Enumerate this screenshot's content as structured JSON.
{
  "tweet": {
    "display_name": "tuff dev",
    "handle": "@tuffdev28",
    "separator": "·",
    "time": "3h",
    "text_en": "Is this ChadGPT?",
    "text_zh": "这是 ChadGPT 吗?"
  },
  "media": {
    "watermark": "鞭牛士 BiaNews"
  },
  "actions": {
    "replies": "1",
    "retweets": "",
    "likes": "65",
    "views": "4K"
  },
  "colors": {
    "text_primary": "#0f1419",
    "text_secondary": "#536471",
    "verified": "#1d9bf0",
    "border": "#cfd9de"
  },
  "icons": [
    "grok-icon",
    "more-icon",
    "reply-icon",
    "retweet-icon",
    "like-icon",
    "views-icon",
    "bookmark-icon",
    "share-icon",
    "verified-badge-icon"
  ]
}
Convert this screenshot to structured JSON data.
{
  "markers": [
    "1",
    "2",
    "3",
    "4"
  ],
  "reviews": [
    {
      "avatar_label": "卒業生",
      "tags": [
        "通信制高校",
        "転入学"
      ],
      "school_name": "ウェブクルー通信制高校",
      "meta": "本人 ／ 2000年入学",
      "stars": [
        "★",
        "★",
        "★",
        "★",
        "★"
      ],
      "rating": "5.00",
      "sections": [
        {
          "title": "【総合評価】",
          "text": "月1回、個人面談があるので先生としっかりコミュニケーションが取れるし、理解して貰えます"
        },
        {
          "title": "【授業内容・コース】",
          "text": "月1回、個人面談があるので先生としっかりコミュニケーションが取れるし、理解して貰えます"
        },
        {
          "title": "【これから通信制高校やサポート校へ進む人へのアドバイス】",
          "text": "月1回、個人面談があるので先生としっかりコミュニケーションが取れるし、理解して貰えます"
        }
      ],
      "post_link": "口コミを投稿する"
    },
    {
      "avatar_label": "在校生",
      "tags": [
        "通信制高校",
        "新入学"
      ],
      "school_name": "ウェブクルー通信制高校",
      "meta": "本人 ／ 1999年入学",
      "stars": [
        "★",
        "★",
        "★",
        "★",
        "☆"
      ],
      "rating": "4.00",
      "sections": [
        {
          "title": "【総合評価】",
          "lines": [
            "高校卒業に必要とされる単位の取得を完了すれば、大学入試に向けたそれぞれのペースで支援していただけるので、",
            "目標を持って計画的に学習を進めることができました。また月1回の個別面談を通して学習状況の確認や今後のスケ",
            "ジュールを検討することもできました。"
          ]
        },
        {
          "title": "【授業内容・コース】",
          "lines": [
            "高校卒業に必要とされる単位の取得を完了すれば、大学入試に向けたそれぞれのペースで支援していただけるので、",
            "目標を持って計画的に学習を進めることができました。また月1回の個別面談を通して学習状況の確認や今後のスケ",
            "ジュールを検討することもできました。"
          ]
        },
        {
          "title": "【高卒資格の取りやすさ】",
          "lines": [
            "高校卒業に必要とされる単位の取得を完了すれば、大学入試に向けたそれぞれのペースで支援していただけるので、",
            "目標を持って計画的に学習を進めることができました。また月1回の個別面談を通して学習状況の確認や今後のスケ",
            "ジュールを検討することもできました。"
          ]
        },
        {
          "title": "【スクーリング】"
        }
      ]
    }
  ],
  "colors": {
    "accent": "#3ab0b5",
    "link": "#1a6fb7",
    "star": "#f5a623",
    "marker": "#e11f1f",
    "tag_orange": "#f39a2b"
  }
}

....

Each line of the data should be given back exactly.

Enumerate this screenshot's content as structured JSON.
{
  "tweet": {
    "display_name": "tuff dev",
    "handle": "@tuffdev28",
    "separator": "·",
    "time": "3h",
    "text_en": "Is this ChadGPT?",
    "text_zh": "这是 ChadGPT 吗?"
  },
  "media": {
    "watermark": "鞭牛士 BiaNews"
  },
  "actions": {
    "replies": "1",
    "retweets": "",
    "likes": "65",
    "views": "4K"
  },
  "colors": {
    "text_primary": "#0f1419",
    "text_secondary": "#536471",
    "verified": "#1d9bf0",
    "border": "#cfd9de"
  },
  "icons": [
    "grok-icon",
    "more-icon",
    "reply-icon",
    "retweet-icon",
    "like-icon",
    "views-icon",
    "bookmark-icon",
    "share-icon",
    "verified-badge-icon"
  ]
}
Convert this screenshot to structured JSON data.
{
  "markers": [
    "1",
    "2",
    "3",
    "4"
  ],
  "reviews": [
    {
      "avatar_label": "卒業生",
      "tags": [
        "通信制高校",
        "転入学"
      ],
      "school_name": "ウェブクルー通信制高校",
      "meta": "本人 ／ 2000年入学",
      "stars": [
        "★",
        "★",
        "★",
        "★",
        "★"
      ],
      "rating": "5.00",
      "sections": [
        {
          "title": "【総合評価】",
          "text": "月1回、個人面談があるので先生としっかりコミュニケーションが取れるし、理解して貰えます"
        },
        {
          "title": "【授業内容・コース】",
          "text": "月1回、個人面談があるので先生としっかりコミュニケーションが取れるし、理解して貰えます"
        },
        {
          "title": "【これから通信制高校やサポート校へ進む人へのアドバイス】",
          "text": "月1回、個人面談があるので先生としっかりコミュニケーションが取れるし、理解して貰えます"
        }
      ],
      "post_link": "口コミを投稿する"
    },
    {
      "avatar_label": "在校生",
      "tags": [
        "通信制高校",
        "新入学"
      ],
      "school_name": "ウェブクルー通信制高校",
      "meta": "本人 ／ 1999年入学",
      "stars": [
        "★",
        "★",
        "★",
        "★",
        "☆"
      ],
      "rating": "4.00",
      "sections": [
        {
          "title": "【総合評価】",
          "lines": [
            "高校卒業に必要とされる単位の取得を完了すれば、大学入試に向けたそれぞれのペースで支援していただけるので、",
            "目標を持って計画的に学習を進めることができました。また月1回の個別面談を通して学習状況の確認や今後のスケ",
            "ジュールを検討することもできました。"
          ]
        },
        {
          "title": "【授業内容・コース】",
          "lines": [
            "高校卒業に必要とされる単位の取得を完了すれば、大学入試に向けたそれぞれのペースで支援していただけるので、",
            "目標を持って計画的に学習を進めることができました。また月1回の個別面談を通して学習状況の確認や今後のスケ",
            "ジュールを検討することもできました。"
          ]
        },
        {
          "title": "【高卒資格の取りやすさ】",
          "lines": [
            "高校卒業に必要とされる単位の取得を完了すれば、大学入試に向けたそれぞれのペースで支援していただけるので、",
            "目標を持って計画的に学習を進めることができました。また月1回の個別面談を通して学習状況の確認や今後のスケ",
            "ジュールを検討することもできました。"
          ]
        },
        {
          "title": "【スクーリング】"
        }
      ]
    }
  ],
  "colors": {
    "accent": "#3ab0b5",
    "link": "#1a6fb7",
    "star": "#f5a623",
    "marker": "#e11f1f",
    "tag_orange": "#f39a2b"
  }
}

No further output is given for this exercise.